Speaker after speaker complained that the current system is doing more damage than good. They claim families, trying to survive financially, have become the major target of those enforcing the current system. Those families, they say, are being torn apart as one or more members are taken into custody to face either deportation or detention.
“This is not just wrong, it is inhumane. As a nation, we do not have the right to separate parents from their children. We do not have the right to separate families,” said Ruth Beltran of the League of United Latin American Citizens.
Despite claims that the focus of border patrol and immigration agents has shifted to those with criminal backgrounds, activists say there continue to be efforts to crack down on the innocent.
And the group also claims that in their zeal to hunt for those with questionable immigration status, agents have begun to cross the line into racial profiling.
“I'm sorry, but in the United States, you should be free to go to a store or a church without being surveyed by immigration and without being stopped and asked if your immigration status is current. And the reality is, I will not be stopped going into a church or a temple or a store. But the people whose skin is black and brown will be stopped and questioned,” said Barrie Gewanter of the New York Civil Liberties Union.
The steps called for by the group range from an improved system to providing visas for guest workers to provision of adequate education and social services. The coalition also demands that any final plan leave a clear path to citizenship.
“A path to mere lawful residency creates a permanent underclass that, pretty much, the entire immigration reform movement finds categorically unacceptable,” said Sam Eschenbrenner, New Yorkers for Real Immigration Reform.

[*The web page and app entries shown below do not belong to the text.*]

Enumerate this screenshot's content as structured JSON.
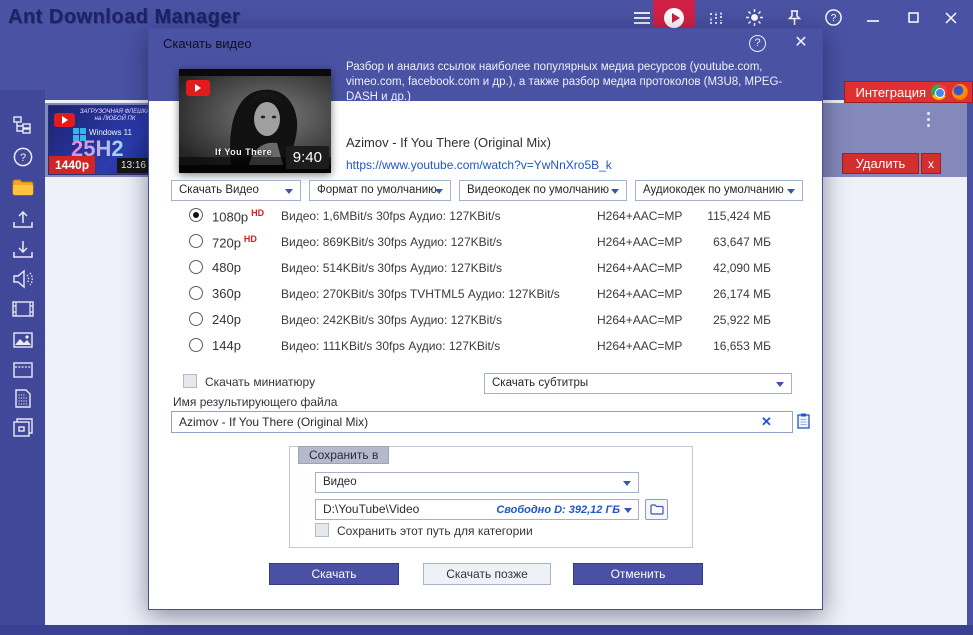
{
  "colors": {
    "header_blue": "#4a52a4",
    "accent_red": "#d32f2f",
    "play_tile_red": "#d12045",
    "link_blue": "#2156c8",
    "selected_row": "#8389bb"
  },
  "window": {
    "title": "Ant Download Manager",
    "toolbar_icons": [
      "menu-icon",
      "play-icon",
      "stats-icon",
      "theme-icon",
      "pin-icon",
      "help-icon",
      "minimize-icon",
      "maximize-icon",
      "close-icon"
    ]
  },
  "sidebar": {
    "icons": [
      "scheme-icon",
      "help-icon",
      "folder-icon",
      "upload-icon",
      "download-icon",
      "audio-icon",
      "video-icon",
      "image-icon",
      "browser-icon",
      "document-icon",
      "archive-icon"
    ]
  },
  "integration": {
    "label": "Интеграция"
  },
  "list_item": {
    "thumb_line1": "ЗАГРУЗОЧНАЯ ФЛЕШКА",
    "thumb_line2": "на ЛЮБОЙ ПК",
    "thumb_os": "Windows 11",
    "thumb_version": "25H2",
    "resolution_badge": "1440p",
    "duration": "13:16",
    "delete_label": "Удалить",
    "close_label": "x"
  },
  "dialog": {
    "title": "Скачать видео",
    "description": "Разбор и анализ ссылок наиболее популярных медиа ресурсов (youtube.com, vimeo.com, facebook.com и др.), а также разбор медиа протоколов (M3U8, MPEG-DASH и др.)",
    "video": {
      "title": "Azimov - If You There (Original Mix)",
      "url": "https://www.youtube.com/watch?v=YwNnXro5B_k",
      "duration": "9:40",
      "thumb_caption": "If You There"
    },
    "dropdowns": {
      "action": "Скачать Видео",
      "format": "Формат по умолчанию",
      "vcodec": "Видеокодек по умолчанию",
      "acodec": "Аудиокодек по умолчанию",
      "subtitles": "Скачать субтитры",
      "category": "Видео"
    },
    "qualities": [
      {
        "label": "1080p",
        "hd": "HD",
        "selected": true,
        "info": "Видео: 1,6MBit/s 30fps Аудио: 127KBit/s",
        "codec": "H264+AAC=MP",
        "size": "115,424 МБ"
      },
      {
        "label": "720p",
        "hd": "HD",
        "selected": false,
        "info": "Видео: 869KBit/s 30fps Аудио: 127KBit/s",
        "codec": "H264+AAC=MP",
        "size": "63,647 МБ"
      },
      {
        "label": "480p",
        "selected": false,
        "info": "Видео: 514KBit/s 30fps Аудио: 127KBit/s",
        "codec": "H264+AAC=MP",
        "size": "42,090 МБ"
      },
      {
        "label": "360p",
        "selected": false,
        "info": "Видео: 270KBit/s 30fps TVHTML5 Аудио: 127KBit/s",
        "codec": "H264+AAC=MP",
        "size": "26,174 МБ"
      },
      {
        "label": "240p",
        "selected": false,
        "info": "Видео: 242KBit/s 30fps Аудио: 127KBit/s",
        "codec": "H264+AAC=MP",
        "size": "25,922 МБ"
      },
      {
        "label": "144p",
        "selected": false,
        "info": "Видео: 111KBit/s 30fps Аудио: 127KBit/s",
        "codec": "H264+AAC=MP",
        "size": "16,653 МБ"
      }
    ],
    "thumbnail_checkbox_label": "Скачать миниатюру",
    "filename_label": "Имя результирующего файла",
    "filename_value": "Azimov - If You There (Original Mix)",
    "save_group": {
      "title": "Сохранить в",
      "category": "Видео",
      "path": "D:\\YouTube\\Video",
      "free_space": "Свободно D: 392,12 ГБ",
      "save_path_checkbox_label": "Сохранить этот путь для категории"
    },
    "buttons": {
      "download": "Скачать",
      "later": "Скачать позже",
      "cancel": "Отменить"
    }
  }
}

While talks continue in Washington on a reform plan, supporters say there is cause for hope. They claim the political climate may never be better for a deal to be reached.